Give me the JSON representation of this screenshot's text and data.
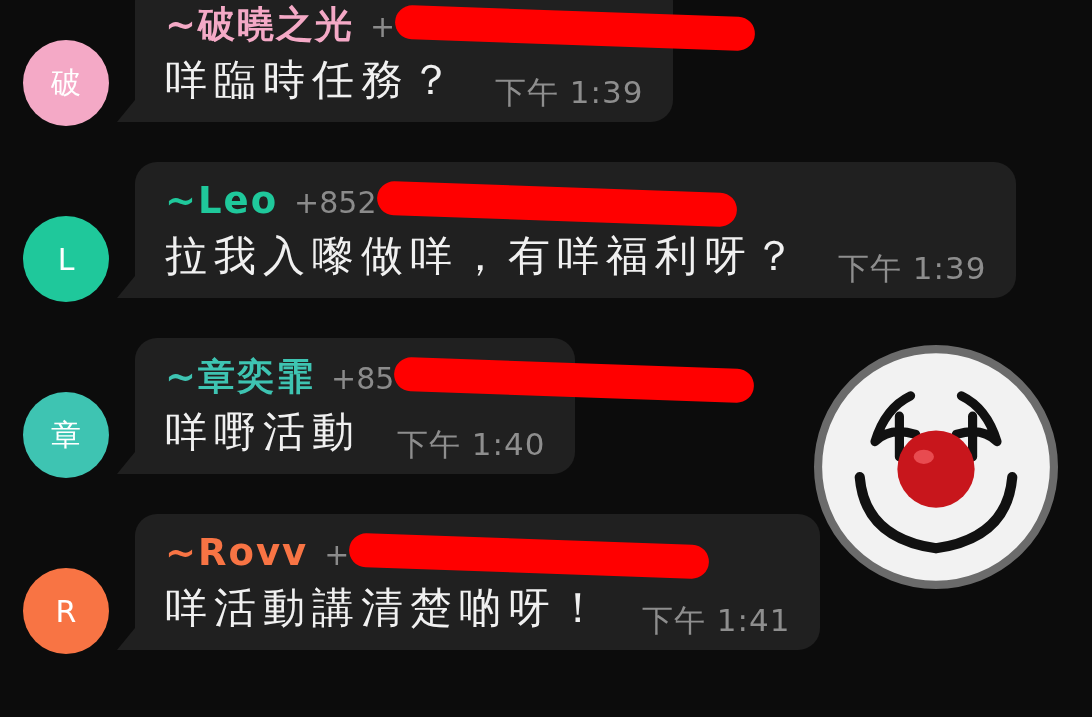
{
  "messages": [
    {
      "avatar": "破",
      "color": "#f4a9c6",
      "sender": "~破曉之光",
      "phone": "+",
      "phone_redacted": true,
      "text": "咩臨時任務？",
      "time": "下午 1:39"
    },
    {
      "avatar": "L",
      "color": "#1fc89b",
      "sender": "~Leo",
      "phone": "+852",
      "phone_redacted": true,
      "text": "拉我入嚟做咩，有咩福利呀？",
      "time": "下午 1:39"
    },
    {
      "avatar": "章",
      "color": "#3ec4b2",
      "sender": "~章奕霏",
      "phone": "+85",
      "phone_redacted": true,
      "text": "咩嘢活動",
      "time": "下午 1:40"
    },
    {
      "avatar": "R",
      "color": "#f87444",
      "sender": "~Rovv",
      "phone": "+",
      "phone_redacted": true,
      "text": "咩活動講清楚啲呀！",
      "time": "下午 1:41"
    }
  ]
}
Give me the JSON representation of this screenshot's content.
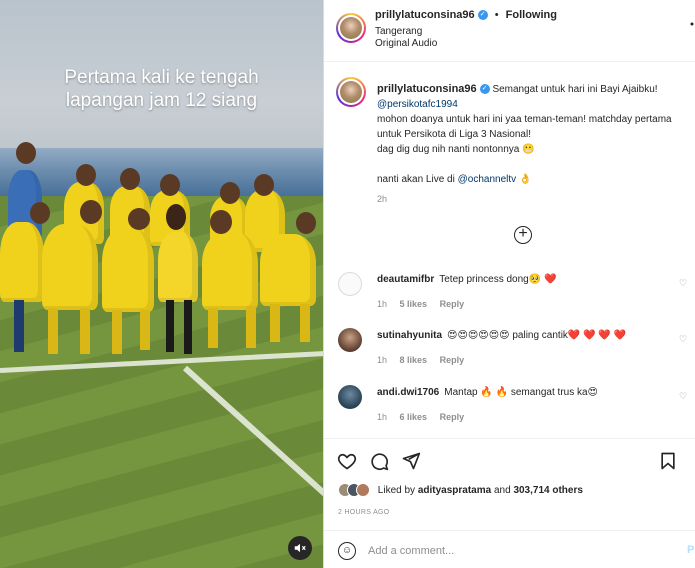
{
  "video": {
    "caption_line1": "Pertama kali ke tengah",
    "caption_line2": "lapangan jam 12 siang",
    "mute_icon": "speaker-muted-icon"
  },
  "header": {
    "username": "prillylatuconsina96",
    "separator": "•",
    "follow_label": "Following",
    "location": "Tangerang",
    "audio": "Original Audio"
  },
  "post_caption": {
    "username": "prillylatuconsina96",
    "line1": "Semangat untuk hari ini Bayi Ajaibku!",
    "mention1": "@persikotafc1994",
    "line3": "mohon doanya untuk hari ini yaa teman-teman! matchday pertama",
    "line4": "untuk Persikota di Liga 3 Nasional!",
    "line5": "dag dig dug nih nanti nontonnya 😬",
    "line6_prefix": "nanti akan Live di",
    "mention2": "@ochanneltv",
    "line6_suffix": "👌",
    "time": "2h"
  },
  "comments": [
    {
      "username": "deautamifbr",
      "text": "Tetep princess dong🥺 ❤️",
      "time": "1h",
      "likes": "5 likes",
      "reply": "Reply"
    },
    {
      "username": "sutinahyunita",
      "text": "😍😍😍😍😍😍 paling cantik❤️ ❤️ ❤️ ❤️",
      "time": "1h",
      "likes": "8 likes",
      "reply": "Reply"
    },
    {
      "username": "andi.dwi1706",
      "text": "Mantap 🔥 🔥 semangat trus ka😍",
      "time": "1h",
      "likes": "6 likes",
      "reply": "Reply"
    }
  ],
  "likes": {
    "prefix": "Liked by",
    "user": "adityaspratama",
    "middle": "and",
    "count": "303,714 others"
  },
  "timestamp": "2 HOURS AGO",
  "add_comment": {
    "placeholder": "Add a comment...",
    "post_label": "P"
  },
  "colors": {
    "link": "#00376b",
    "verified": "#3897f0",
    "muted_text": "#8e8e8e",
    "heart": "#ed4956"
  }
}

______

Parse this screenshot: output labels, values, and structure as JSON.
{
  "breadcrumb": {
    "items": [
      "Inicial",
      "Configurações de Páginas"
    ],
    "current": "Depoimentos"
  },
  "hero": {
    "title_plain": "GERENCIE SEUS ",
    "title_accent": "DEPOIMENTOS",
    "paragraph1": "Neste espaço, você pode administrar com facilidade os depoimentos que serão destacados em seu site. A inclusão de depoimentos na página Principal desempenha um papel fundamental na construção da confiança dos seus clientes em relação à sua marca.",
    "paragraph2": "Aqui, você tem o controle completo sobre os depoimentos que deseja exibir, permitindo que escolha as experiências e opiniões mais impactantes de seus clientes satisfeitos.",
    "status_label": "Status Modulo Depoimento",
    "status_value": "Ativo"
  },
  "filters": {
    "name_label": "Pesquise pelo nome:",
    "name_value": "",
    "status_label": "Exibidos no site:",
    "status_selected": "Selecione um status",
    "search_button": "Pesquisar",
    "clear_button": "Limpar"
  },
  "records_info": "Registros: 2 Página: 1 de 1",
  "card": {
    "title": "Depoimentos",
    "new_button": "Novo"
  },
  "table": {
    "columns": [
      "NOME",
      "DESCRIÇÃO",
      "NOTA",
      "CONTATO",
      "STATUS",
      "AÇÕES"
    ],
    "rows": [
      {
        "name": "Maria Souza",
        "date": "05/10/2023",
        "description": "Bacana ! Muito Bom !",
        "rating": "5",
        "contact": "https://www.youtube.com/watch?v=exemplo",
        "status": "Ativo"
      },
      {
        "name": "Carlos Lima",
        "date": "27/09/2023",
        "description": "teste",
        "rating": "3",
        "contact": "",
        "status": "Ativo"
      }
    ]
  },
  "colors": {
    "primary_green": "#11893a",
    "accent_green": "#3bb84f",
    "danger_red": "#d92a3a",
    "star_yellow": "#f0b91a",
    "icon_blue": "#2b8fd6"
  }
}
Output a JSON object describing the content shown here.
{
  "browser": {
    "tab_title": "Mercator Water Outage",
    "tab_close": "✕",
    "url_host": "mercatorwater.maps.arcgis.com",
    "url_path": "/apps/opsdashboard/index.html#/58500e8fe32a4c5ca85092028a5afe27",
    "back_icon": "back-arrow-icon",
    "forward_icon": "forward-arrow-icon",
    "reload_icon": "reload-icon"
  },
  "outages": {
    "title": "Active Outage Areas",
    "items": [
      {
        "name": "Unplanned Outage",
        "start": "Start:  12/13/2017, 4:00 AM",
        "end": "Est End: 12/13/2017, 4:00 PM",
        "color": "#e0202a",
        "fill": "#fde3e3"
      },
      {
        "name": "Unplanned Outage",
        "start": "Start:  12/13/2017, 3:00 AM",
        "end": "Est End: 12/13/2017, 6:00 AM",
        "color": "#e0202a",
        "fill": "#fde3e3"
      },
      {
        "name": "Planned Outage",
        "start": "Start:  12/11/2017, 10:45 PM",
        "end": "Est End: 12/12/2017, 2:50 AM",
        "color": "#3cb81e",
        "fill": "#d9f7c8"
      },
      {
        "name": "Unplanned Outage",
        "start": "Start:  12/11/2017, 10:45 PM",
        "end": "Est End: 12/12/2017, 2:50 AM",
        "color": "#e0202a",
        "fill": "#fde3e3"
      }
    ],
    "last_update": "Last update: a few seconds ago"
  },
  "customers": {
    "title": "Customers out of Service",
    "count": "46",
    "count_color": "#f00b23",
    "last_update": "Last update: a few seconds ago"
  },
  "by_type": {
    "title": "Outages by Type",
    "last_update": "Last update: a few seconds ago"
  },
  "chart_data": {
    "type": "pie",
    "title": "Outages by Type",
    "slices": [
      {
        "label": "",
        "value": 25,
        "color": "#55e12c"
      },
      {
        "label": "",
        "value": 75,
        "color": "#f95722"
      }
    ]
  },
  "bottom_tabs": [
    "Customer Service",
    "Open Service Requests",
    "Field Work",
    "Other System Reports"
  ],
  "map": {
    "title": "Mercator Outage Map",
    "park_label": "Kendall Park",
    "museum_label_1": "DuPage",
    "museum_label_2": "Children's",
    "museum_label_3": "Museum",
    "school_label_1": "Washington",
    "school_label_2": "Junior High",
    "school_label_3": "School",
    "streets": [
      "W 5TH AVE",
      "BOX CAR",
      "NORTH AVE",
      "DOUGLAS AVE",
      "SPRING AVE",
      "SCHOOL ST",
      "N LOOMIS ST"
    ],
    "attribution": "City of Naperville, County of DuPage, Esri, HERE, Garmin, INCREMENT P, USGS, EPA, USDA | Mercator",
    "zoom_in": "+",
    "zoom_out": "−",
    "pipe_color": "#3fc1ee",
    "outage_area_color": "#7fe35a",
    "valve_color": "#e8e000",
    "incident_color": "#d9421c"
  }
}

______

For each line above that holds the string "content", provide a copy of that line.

Give me the JSON representation of this screenshot's content.
Output a JSON object describing the content shown here.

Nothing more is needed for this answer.